Excerpts from an interface dataset:
==================================================
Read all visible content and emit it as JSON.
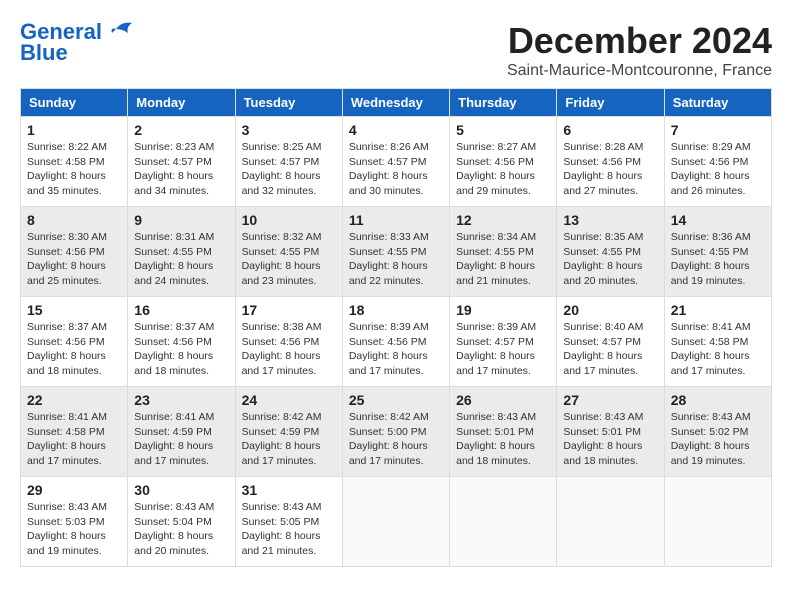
{
  "logo": {
    "line1": "General",
    "line2": "Blue"
  },
  "title": "December 2024",
  "subtitle": "Saint-Maurice-Montcouronne, France",
  "weekdays": [
    "Sunday",
    "Monday",
    "Tuesday",
    "Wednesday",
    "Thursday",
    "Friday",
    "Saturday"
  ],
  "weeks": [
    [
      {
        "day": 1,
        "sunrise": "8:22 AM",
        "sunset": "4:58 PM",
        "daylight": "8 hours and 35 minutes."
      },
      {
        "day": 2,
        "sunrise": "8:23 AM",
        "sunset": "4:57 PM",
        "daylight": "8 hours and 34 minutes."
      },
      {
        "day": 3,
        "sunrise": "8:25 AM",
        "sunset": "4:57 PM",
        "daylight": "8 hours and 32 minutes."
      },
      {
        "day": 4,
        "sunrise": "8:26 AM",
        "sunset": "4:57 PM",
        "daylight": "8 hours and 30 minutes."
      },
      {
        "day": 5,
        "sunrise": "8:27 AM",
        "sunset": "4:56 PM",
        "daylight": "8 hours and 29 minutes."
      },
      {
        "day": 6,
        "sunrise": "8:28 AM",
        "sunset": "4:56 PM",
        "daylight": "8 hours and 27 minutes."
      },
      {
        "day": 7,
        "sunrise": "8:29 AM",
        "sunset": "4:56 PM",
        "daylight": "8 hours and 26 minutes."
      }
    ],
    [
      {
        "day": 8,
        "sunrise": "8:30 AM",
        "sunset": "4:56 PM",
        "daylight": "8 hours and 25 minutes."
      },
      {
        "day": 9,
        "sunrise": "8:31 AM",
        "sunset": "4:55 PM",
        "daylight": "8 hours and 24 minutes."
      },
      {
        "day": 10,
        "sunrise": "8:32 AM",
        "sunset": "4:55 PM",
        "daylight": "8 hours and 23 minutes."
      },
      {
        "day": 11,
        "sunrise": "8:33 AM",
        "sunset": "4:55 PM",
        "daylight": "8 hours and 22 minutes."
      },
      {
        "day": 12,
        "sunrise": "8:34 AM",
        "sunset": "4:55 PM",
        "daylight": "8 hours and 21 minutes."
      },
      {
        "day": 13,
        "sunrise": "8:35 AM",
        "sunset": "4:55 PM",
        "daylight": "8 hours and 20 minutes."
      },
      {
        "day": 14,
        "sunrise": "8:36 AM",
        "sunset": "4:55 PM",
        "daylight": "8 hours and 19 minutes."
      }
    ],
    [
      {
        "day": 15,
        "sunrise": "8:37 AM",
        "sunset": "4:56 PM",
        "daylight": "8 hours and 18 minutes."
      },
      {
        "day": 16,
        "sunrise": "8:37 AM",
        "sunset": "4:56 PM",
        "daylight": "8 hours and 18 minutes."
      },
      {
        "day": 17,
        "sunrise": "8:38 AM",
        "sunset": "4:56 PM",
        "daylight": "8 hours and 17 minutes."
      },
      {
        "day": 18,
        "sunrise": "8:39 AM",
        "sunset": "4:56 PM",
        "daylight": "8 hours and 17 minutes."
      },
      {
        "day": 19,
        "sunrise": "8:39 AM",
        "sunset": "4:57 PM",
        "daylight": "8 hours and 17 minutes."
      },
      {
        "day": 20,
        "sunrise": "8:40 AM",
        "sunset": "4:57 PM",
        "daylight": "8 hours and 17 minutes."
      },
      {
        "day": 21,
        "sunrise": "8:41 AM",
        "sunset": "4:58 PM",
        "daylight": "8 hours and 17 minutes."
      }
    ],
    [
      {
        "day": 22,
        "sunrise": "8:41 AM",
        "sunset": "4:58 PM",
        "daylight": "8 hours and 17 minutes."
      },
      {
        "day": 23,
        "sunrise": "8:41 AM",
        "sunset": "4:59 PM",
        "daylight": "8 hours and 17 minutes."
      },
      {
        "day": 24,
        "sunrise": "8:42 AM",
        "sunset": "4:59 PM",
        "daylight": "8 hours and 17 minutes."
      },
      {
        "day": 25,
        "sunrise": "8:42 AM",
        "sunset": "5:00 PM",
        "daylight": "8 hours and 17 minutes."
      },
      {
        "day": 26,
        "sunrise": "8:43 AM",
        "sunset": "5:01 PM",
        "daylight": "8 hours and 18 minutes."
      },
      {
        "day": 27,
        "sunrise": "8:43 AM",
        "sunset": "5:01 PM",
        "daylight": "8 hours and 18 minutes."
      },
      {
        "day": 28,
        "sunrise": "8:43 AM",
        "sunset": "5:02 PM",
        "daylight": "8 hours and 19 minutes."
      }
    ],
    [
      {
        "day": 29,
        "sunrise": "8:43 AM",
        "sunset": "5:03 PM",
        "daylight": "8 hours and 19 minutes."
      },
      {
        "day": 30,
        "sunrise": "8:43 AM",
        "sunset": "5:04 PM",
        "daylight": "8 hours and 20 minutes."
      },
      {
        "day": 31,
        "sunrise": "8:43 AM",
        "sunset": "5:05 PM",
        "daylight": "8 hours and 21 minutes."
      },
      null,
      null,
      null,
      null
    ]
  ]
}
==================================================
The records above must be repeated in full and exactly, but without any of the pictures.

Read all visible content and emit it as JSON.
{
  "logo": {
    "line1": "General",
    "line2": "Blue"
  },
  "title": "December 2024",
  "subtitle": "Saint-Maurice-Montcouronne, France",
  "weekdays": [
    "Sunday",
    "Monday",
    "Tuesday",
    "Wednesday",
    "Thursday",
    "Friday",
    "Saturday"
  ],
  "weeks": [
    [
      {
        "day": 1,
        "sunrise": "8:22 AM",
        "sunset": "4:58 PM",
        "daylight": "8 hours and 35 minutes."
      },
      {
        "day": 2,
        "sunrise": "8:23 AM",
        "sunset": "4:57 PM",
        "daylight": "8 hours and 34 minutes."
      },
      {
        "day": 3,
        "sunrise": "8:25 AM",
        "sunset": "4:57 PM",
        "daylight": "8 hours and 32 minutes."
      },
      {
        "day": 4,
        "sunrise": "8:26 AM",
        "sunset": "4:57 PM",
        "daylight": "8 hours and 30 minutes."
      },
      {
        "day": 5,
        "sunrise": "8:27 AM",
        "sunset": "4:56 PM",
        "daylight": "8 hours and 29 minutes."
      },
      {
        "day": 6,
        "sunrise": "8:28 AM",
        "sunset": "4:56 PM",
        "daylight": "8 hours and 27 minutes."
      },
      {
        "day": 7,
        "sunrise": "8:29 AM",
        "sunset": "4:56 PM",
        "daylight": "8 hours and 26 minutes."
      }
    ],
    [
      {
        "day": 8,
        "sunrise": "8:30 AM",
        "sunset": "4:56 PM",
        "daylight": "8 hours and 25 minutes."
      },
      {
        "day": 9,
        "sunrise": "8:31 AM",
        "sunset": "4:55 PM",
        "daylight": "8 hours and 24 minutes."
      },
      {
        "day": 10,
        "sunrise": "8:32 AM",
        "sunset": "4:55 PM",
        "daylight": "8 hours and 23 minutes."
      },
      {
        "day": 11,
        "sunrise": "8:33 AM",
        "sunset": "4:55 PM",
        "daylight": "8 hours and 22 minutes."
      },
      {
        "day": 12,
        "sunrise": "8:34 AM",
        "sunset": "4:55 PM",
        "daylight": "8 hours and 21 minutes."
      },
      {
        "day": 13,
        "sunrise": "8:35 AM",
        "sunset": "4:55 PM",
        "daylight": "8 hours and 20 minutes."
      },
      {
        "day": 14,
        "sunrise": "8:36 AM",
        "sunset": "4:55 PM",
        "daylight": "8 hours and 19 minutes."
      }
    ],
    [
      {
        "day": 15,
        "sunrise": "8:37 AM",
        "sunset": "4:56 PM",
        "daylight": "8 hours and 18 minutes."
      },
      {
        "day": 16,
        "sunrise": "8:37 AM",
        "sunset": "4:56 PM",
        "daylight": "8 hours and 18 minutes."
      },
      {
        "day": 17,
        "sunrise": "8:38 AM",
        "sunset": "4:56 PM",
        "daylight": "8 hours and 17 minutes."
      },
      {
        "day": 18,
        "sunrise": "8:39 AM",
        "sunset": "4:56 PM",
        "daylight": "8 hours and 17 minutes."
      },
      {
        "day": 19,
        "sunrise": "8:39 AM",
        "sunset": "4:57 PM",
        "daylight": "8 hours and 17 minutes."
      },
      {
        "day": 20,
        "sunrise": "8:40 AM",
        "sunset": "4:57 PM",
        "daylight": "8 hours and 17 minutes."
      },
      {
        "day": 21,
        "sunrise": "8:41 AM",
        "sunset": "4:58 PM",
        "daylight": "8 hours and 17 minutes."
      }
    ],
    [
      {
        "day": 22,
        "sunrise": "8:41 AM",
        "sunset": "4:58 PM",
        "daylight": "8 hours and 17 minutes."
      },
      {
        "day": 23,
        "sunrise": "8:41 AM",
        "sunset": "4:59 PM",
        "daylight": "8 hours and 17 minutes."
      },
      {
        "day": 24,
        "sunrise": "8:42 AM",
        "sunset": "4:59 PM",
        "daylight": "8 hours and 17 minutes."
      },
      {
        "day": 25,
        "sunrise": "8:42 AM",
        "sunset": "5:00 PM",
        "daylight": "8 hours and 17 minutes."
      },
      {
        "day": 26,
        "sunrise": "8:43 AM",
        "sunset": "5:01 PM",
        "daylight": "8 hours and 18 minutes."
      },
      {
        "day": 27,
        "sunrise": "8:43 AM",
        "sunset": "5:01 PM",
        "daylight": "8 hours and 18 minutes."
      },
      {
        "day": 28,
        "sunrise": "8:43 AM",
        "sunset": "5:02 PM",
        "daylight": "8 hours and 19 minutes."
      }
    ],
    [
      {
        "day": 29,
        "sunrise": "8:43 AM",
        "sunset": "5:03 PM",
        "daylight": "8 hours and 19 minutes."
      },
      {
        "day": 30,
        "sunrise": "8:43 AM",
        "sunset": "5:04 PM",
        "daylight": "8 hours and 20 minutes."
      },
      {
        "day": 31,
        "sunrise": "8:43 AM",
        "sunset": "5:05 PM",
        "daylight": "8 hours and 21 minutes."
      },
      null,
      null,
      null,
      null
    ]
  ]
}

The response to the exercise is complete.